The ACH system in the U.S. is known as the Automated Clearing House Network or ACH Network.
The ACH Network processes online transactions for consumers, businesses, religious organizations, non-profits, and federal, state, and local governments across the U.S.
Where does ACH operate?
Although international payments are possible, the ACH Network primarily covers transactions within the territory of the United States, including the U.S. Virgin Islands, Guam, American Samoa, and the Northern Mariana Islands.
ACH processing volumes
The ACH Network continued to experience strong growth throughout 2021. A total of 29.1 billion payments were completed with a combined value of $72.6 trillion, representing year-on-year growth of 8.7% in transaction volume and 17.4% in transaction value.
The history of the Automated Clearing House
The first automated clearing house in the U.S., operated by the Federal Reserve Bank of San Francisco, was created in California in 1972 by a coalition of banks seeking a replacement for paper checks.
As other regional ACH partnerships between financial institutions coalesced, the difficulty of aligning ACH rules and regulations between these regional groups led to the formation of the National Automated Clearinghouse Association (NACHA) in 1974. Now known as Nacha, the organization is responsible for the development, management, and governance of the ACH Network.
By 1978 Electronic transactions were available to the ACH Network, and the admission of direct members in 2001 made the network, now known as Nacha, much more accessible for banks to use. Payments via the internet also came into effect in 2001, making the ACH Network the system that we know today.
How is the ACH network funded?
The ACH Network is a non-profit organization funded by Network Administration Fees paid by participating financial institutions. Any financial institution that sends or receives ACH payments agrees to pay Nacha an Annual Fee and a Per-Entry Fee to cover administration costs.
ACH transactions are account-to-account transactions made directly between financial institutions, stored electronically, and sent in batches at specified windows each day. These transactions can be credits or debits, and ACH is based on the system of net settlement.
In a net settlement, the credits and debits between banks are combined. Only the difference between the credits and debits, known as net position, is transferred between institutions in the settlement.
Net settlement reduces the amount of money a financial institution is required to hold on deposit, increasing liquidity. The system also offers banks more freedom when exchanging and transferring funds.

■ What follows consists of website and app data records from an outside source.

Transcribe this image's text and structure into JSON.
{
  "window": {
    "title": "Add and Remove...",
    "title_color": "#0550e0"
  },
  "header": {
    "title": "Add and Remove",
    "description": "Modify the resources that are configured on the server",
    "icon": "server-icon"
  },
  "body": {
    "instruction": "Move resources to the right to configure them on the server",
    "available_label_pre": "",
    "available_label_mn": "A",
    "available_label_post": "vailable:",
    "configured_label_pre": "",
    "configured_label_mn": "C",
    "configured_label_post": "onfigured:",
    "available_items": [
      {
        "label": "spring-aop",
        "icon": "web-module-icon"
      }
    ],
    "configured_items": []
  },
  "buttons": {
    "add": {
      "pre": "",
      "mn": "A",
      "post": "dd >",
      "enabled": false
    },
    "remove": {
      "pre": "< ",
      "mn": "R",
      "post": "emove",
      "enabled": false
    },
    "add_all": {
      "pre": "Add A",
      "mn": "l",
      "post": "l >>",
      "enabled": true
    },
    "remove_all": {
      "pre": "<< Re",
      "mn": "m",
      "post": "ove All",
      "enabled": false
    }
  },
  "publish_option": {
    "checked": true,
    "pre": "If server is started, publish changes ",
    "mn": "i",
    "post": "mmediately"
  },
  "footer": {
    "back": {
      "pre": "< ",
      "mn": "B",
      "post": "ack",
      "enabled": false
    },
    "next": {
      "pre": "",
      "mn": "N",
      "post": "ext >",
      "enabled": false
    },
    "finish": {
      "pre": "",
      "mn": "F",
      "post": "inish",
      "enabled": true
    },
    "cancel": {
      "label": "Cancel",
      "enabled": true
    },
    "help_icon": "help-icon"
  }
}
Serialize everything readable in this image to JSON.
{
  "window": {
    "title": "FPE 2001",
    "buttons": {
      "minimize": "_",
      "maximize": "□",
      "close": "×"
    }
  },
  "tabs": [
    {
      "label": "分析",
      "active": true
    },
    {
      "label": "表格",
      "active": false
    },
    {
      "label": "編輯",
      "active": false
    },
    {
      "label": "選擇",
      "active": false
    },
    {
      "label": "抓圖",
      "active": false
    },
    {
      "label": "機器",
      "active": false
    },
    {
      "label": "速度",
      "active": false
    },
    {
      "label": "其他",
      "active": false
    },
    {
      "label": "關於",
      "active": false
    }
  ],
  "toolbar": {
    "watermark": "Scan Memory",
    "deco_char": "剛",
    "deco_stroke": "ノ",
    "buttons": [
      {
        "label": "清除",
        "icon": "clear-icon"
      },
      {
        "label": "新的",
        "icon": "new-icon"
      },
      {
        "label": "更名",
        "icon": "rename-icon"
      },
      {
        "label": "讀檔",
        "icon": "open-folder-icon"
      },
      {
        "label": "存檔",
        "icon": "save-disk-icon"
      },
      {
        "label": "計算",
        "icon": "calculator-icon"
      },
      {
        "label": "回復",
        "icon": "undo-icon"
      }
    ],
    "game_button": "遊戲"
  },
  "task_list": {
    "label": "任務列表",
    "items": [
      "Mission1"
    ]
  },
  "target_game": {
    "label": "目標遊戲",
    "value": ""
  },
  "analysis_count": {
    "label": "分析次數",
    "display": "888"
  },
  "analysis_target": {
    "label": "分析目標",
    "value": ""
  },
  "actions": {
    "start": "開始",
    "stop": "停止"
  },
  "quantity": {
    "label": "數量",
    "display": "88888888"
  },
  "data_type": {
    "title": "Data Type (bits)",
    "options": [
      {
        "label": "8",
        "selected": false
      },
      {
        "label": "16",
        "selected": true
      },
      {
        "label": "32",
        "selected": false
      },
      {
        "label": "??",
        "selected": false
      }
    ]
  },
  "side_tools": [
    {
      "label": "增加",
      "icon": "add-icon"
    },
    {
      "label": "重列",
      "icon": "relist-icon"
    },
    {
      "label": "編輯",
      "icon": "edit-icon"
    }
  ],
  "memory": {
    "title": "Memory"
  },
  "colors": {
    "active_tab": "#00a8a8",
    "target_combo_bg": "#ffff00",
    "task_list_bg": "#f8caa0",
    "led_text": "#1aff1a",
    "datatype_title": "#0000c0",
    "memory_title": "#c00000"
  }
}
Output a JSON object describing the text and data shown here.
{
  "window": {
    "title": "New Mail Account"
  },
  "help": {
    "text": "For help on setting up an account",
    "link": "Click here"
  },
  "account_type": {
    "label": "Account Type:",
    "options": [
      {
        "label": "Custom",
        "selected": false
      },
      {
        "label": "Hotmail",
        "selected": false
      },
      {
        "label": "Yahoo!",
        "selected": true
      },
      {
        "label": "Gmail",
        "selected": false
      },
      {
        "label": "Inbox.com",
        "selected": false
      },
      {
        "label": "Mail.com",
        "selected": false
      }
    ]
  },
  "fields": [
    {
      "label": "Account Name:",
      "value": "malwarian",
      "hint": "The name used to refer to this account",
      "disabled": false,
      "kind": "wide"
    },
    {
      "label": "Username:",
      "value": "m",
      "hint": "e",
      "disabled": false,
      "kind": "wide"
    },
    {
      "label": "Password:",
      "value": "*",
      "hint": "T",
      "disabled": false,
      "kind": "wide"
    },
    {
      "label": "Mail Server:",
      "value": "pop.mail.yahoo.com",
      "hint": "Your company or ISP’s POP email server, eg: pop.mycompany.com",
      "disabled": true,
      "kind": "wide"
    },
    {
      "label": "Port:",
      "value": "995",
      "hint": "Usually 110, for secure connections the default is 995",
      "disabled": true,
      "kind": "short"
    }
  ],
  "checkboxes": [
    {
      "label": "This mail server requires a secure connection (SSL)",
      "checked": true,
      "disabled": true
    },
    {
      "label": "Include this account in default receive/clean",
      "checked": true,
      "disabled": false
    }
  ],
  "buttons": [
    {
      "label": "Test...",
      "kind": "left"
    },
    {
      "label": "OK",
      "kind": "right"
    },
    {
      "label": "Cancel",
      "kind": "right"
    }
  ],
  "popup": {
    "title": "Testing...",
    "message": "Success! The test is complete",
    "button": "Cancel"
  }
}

Types of ACH
There are two types of ACH transactions:
An ACH credit is a ‘push’ payment, which the payer initiates.
An ACH debit is a ‘pull’ payment, which the payee initiates.
You can read more about push and pull payments here.
N.B. The party sending payment is known as the payer, and the party receiving payment is known as the payee.
Who is part of the ACH Network?
The Reserve Banks and Electronic Payments Network (EPN) are the two national ACH operators, and the ACH Network comprises over 10,000 financial institutions across the U.S.
How many ACH networks are there?
There is one ACH Network in the U.S. However, globally, the World Bank identified 98 such ACH systems in its 2012 survey.
How do I set up ACH?
All banks and bank accounts are ACH-ready, so to set up ACH payments, you simply need to speak to your bank or find a provider, such as GoCardless, and then go through the simple steps specified by your provider.
These steps will include creating the payment with your provider and getting authorization from your customer.
ACH - refers to an Automated Clearing House, a system for processing account-to-account transactions.
Nacha (previously NACHA) - The National Automated Clearing House Association, which operates in America and its territories.
ODFI - Originating Depository Financial Institution is the bank where the transaction is initiated.
RDFI - Receiving Depository Financial Institution is the bank where the transaction is completed.
Push payment - a push payment is a transaction initiated by the institution sending the funds.
Pull payment - a pull payment is a transaction initiated by the institution receiving the funds.